Download PDFPDF
New approach in training in East Africa: vitreo-retinal surgery from 2000 to 2007 in Kenya
  1. C-L Schönfeld1,
  2. M Kollmann2,
  3. P Nyaga3,
  4. O Onyango3,
  5. V Klauß4,
  6. A Kampik4
  1. 1Augenklinik Herzog Carl Theodor, München, Germany
  2. 2Department of Ophthalmology of the University of Nairobi, Kenya
  3. 3Department of Ophthalmology of the Kenyatta Hospital, Nairobi, Kenya
  4. 4Universitätsaugenklinik der Ludwig-Maximilians-Universität, München, Germany
  1. Correspondence to Dr C-L Schönfeld, Augenklinik Herzog Carl Theodor, Nymphenburger str 43, 80335 München, Germany; cb.schoenfeld{at}

Statistics from

Request Permissions

If you wish to reuse any or all of this article please use the link below which will take you to the Copyright Clearance Center’s RightsLink service. You will be able to get a quick price and instant permission to reuse the content in many different ways.

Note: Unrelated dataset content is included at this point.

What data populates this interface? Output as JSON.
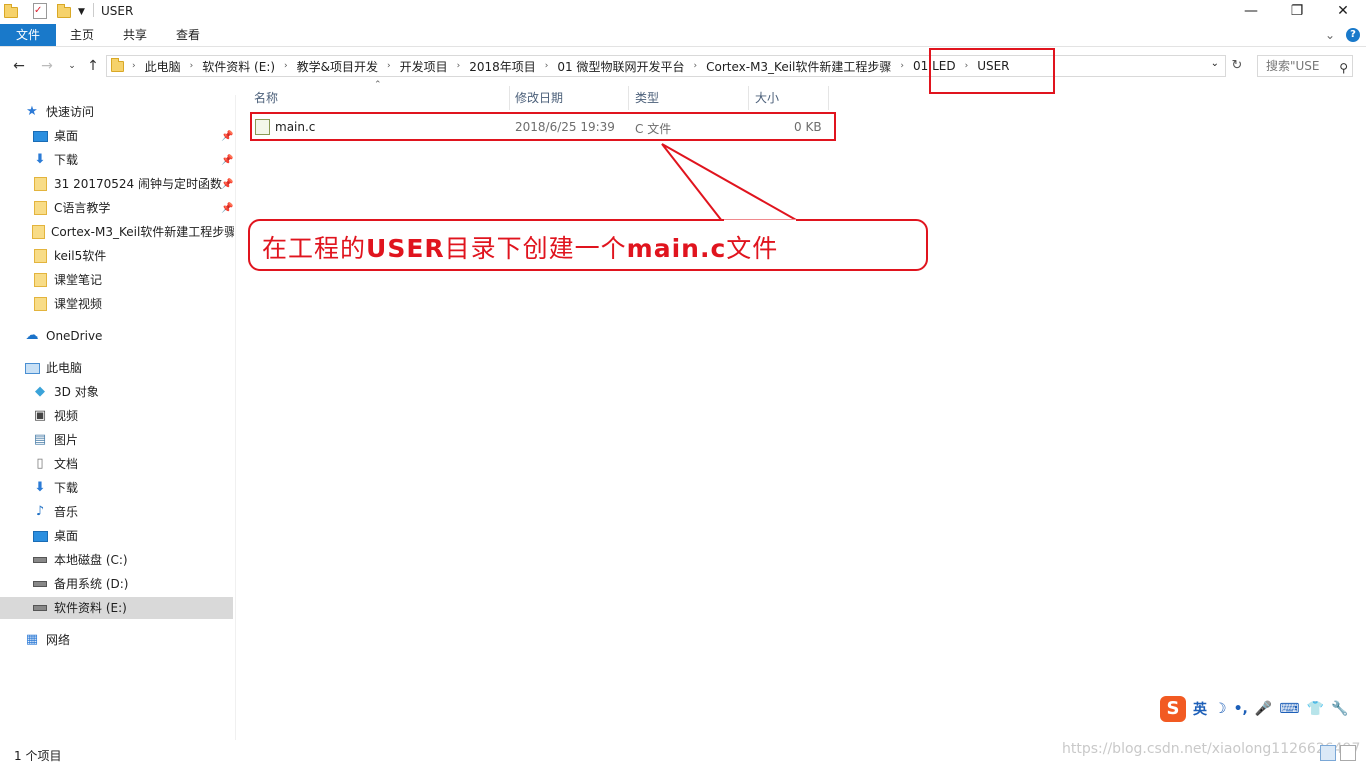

From an estimated total of 37 million blinds worldwide, a vastly over-proportional share of seven million is living in Africa.1 2 Most causes of blindness in developing countries are relatively easy to cure, provided minimally adequate medical resources are available, resulting in an evident demand for ophthalmologic measures particularly in Sub-Saharan Africa.1 Therefore, the WHO has initiated a program in 1995 to reduce the number to 25 million instead of the predicted 75 million blinds in 2020.3 4

In the wake of the 1998 al-Qaida bomb assault on the US embassy in Nairobi, Kenya, the Ludwig-Maximilians-University (LMU) Munich provided devices and materials …

View Full Text


  • Competing interests None.

  • Provenance and peer review Not commissioned; not externally peer reviewed.